The Bon Terrain method was proven to be very effective in the reconstruction works following the Great East Japan Earthquakes that occurred in 2011. The tsunami generated by the Great Earthquake quickly flowed up rivers in Miyagi and Fukushima, the prefectures adjacent to Yamagata where Mori Institute for Environmental Technology is located, causing inundations in many places. It also brought a large amount of sludge with it. Additional flood damage was very likely to occur due to heavy rainfalls and other disasters unless the rivers were dredged and levees were elevated as soon as possible.

“The Bon Terrain method was indispensable for the work for achieving a rapid recovery from the Earthquake, because it improves the structure of mud dredged from riverbeds on the spot so that it can be utilized for land elevation,” says Mori. “With no additional expenses required for purchasing soil and discarding drenched mud, we also succeeded in reducing the large cost of land elevation compared to conventional methods.”

In addition, it was confirmed that liquefaction did not occur at all in the levees that had been built using the Bon Terrain method in Fukushima before the Great East Japan Earthquake, despite the strong tremors hitting them.

Today, the number of Bon Terrain method-based construction works totals 400 (630,000 cubic meters in terms of volume) in Japan, centered on the Tohoku Region that suffered significant damage in the Great East Japan Earthquake.
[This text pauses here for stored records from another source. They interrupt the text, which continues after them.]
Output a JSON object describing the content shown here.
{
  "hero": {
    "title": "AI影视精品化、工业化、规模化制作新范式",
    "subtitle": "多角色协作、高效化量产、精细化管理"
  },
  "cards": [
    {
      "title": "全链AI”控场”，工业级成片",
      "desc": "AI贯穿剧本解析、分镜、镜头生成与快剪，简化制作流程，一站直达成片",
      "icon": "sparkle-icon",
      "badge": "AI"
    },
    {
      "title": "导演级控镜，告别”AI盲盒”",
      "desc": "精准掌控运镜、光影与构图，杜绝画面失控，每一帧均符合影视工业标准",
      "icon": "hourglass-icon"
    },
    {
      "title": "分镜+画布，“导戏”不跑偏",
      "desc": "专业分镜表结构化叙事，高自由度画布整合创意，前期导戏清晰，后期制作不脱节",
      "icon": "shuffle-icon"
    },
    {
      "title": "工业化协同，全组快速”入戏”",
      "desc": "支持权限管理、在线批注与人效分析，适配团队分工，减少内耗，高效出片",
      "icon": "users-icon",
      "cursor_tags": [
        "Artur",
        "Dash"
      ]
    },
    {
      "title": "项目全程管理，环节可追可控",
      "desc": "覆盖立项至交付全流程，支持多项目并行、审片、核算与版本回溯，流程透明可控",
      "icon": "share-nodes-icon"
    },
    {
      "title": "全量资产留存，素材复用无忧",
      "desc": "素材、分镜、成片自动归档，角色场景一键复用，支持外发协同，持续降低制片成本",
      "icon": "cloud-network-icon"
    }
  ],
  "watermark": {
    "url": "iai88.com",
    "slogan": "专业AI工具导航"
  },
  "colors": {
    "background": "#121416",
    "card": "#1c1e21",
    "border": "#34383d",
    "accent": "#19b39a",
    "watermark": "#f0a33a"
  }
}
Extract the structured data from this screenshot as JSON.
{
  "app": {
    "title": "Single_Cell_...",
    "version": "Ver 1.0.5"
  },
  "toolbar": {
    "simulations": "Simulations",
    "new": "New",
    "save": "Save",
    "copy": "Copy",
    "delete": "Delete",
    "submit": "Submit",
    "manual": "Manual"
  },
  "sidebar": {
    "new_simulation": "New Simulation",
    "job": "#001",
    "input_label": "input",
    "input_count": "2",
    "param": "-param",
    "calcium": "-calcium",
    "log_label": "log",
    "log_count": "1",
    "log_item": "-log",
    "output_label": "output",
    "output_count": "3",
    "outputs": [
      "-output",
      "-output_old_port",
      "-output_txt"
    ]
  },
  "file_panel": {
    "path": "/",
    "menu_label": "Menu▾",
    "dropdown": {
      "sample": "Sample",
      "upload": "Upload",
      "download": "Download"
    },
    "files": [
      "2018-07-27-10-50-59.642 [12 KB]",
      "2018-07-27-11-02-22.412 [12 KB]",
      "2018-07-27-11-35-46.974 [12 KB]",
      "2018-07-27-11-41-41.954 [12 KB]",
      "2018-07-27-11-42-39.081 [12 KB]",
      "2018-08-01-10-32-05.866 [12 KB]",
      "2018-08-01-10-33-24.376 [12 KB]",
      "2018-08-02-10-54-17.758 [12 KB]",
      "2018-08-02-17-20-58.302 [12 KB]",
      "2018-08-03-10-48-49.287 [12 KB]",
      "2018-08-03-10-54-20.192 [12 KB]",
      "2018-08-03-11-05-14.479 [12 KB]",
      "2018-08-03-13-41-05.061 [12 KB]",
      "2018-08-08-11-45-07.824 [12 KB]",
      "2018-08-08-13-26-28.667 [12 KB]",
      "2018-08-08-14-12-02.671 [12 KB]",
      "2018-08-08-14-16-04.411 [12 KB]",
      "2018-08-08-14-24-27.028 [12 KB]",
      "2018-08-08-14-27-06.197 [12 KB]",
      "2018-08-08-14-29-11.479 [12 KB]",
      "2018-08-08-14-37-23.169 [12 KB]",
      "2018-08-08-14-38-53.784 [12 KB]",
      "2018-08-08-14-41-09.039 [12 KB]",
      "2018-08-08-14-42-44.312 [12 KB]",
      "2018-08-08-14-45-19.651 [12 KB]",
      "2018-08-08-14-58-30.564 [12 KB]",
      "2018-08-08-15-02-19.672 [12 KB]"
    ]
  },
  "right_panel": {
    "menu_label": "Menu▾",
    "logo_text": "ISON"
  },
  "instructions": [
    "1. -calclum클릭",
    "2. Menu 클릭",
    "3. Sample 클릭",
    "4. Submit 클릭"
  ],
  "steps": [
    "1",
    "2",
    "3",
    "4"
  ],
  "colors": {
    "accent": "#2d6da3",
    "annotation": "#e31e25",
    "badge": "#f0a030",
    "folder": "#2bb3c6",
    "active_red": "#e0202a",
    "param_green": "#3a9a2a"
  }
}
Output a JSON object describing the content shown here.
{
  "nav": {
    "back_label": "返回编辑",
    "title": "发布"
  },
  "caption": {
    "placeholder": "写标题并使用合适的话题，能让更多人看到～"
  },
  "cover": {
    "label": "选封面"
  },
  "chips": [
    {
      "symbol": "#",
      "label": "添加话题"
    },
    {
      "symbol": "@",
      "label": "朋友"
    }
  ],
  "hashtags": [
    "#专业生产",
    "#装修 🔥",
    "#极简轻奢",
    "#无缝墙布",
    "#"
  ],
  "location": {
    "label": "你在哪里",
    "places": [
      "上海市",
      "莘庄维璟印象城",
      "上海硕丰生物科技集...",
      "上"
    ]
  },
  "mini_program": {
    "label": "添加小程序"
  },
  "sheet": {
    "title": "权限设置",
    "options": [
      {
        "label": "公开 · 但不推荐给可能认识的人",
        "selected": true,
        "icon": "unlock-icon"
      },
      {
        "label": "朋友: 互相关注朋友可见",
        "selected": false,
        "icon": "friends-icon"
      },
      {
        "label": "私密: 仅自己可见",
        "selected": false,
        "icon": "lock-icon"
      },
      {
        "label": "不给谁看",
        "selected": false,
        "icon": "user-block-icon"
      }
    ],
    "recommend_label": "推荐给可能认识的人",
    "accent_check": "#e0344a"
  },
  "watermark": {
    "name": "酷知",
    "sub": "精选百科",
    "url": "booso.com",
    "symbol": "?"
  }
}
The method has received a number of awards, including the METI (Minister of Economy, Trade and Industry) Minister’s Prize at the sixth Monodzukuri Nippon Grand Award 2015 in recognition of its contributions to curb environmental loads and reduce civil works costs by recycling mud that was previously worthless.

It used to be impossible to carry mud, which contains a lot of water, without using special vehicles such as vacuum trucks. However, waste soil improved using the Bon Terrain method can be carried by dump trucks or sand barges.

“We currently recycle mud on site. Going forward, we expect that we will more often see mud being removed from one location to be recycled in another location for land elevation,” says Mori. “We have tested a range of materials, but we have been unable to find better mud conditioning materials than Bon Fiber. The number of inquiries from overseas for technology transfer has recently increased rapidly. Going forward, we will respond to these inquiries proactively.”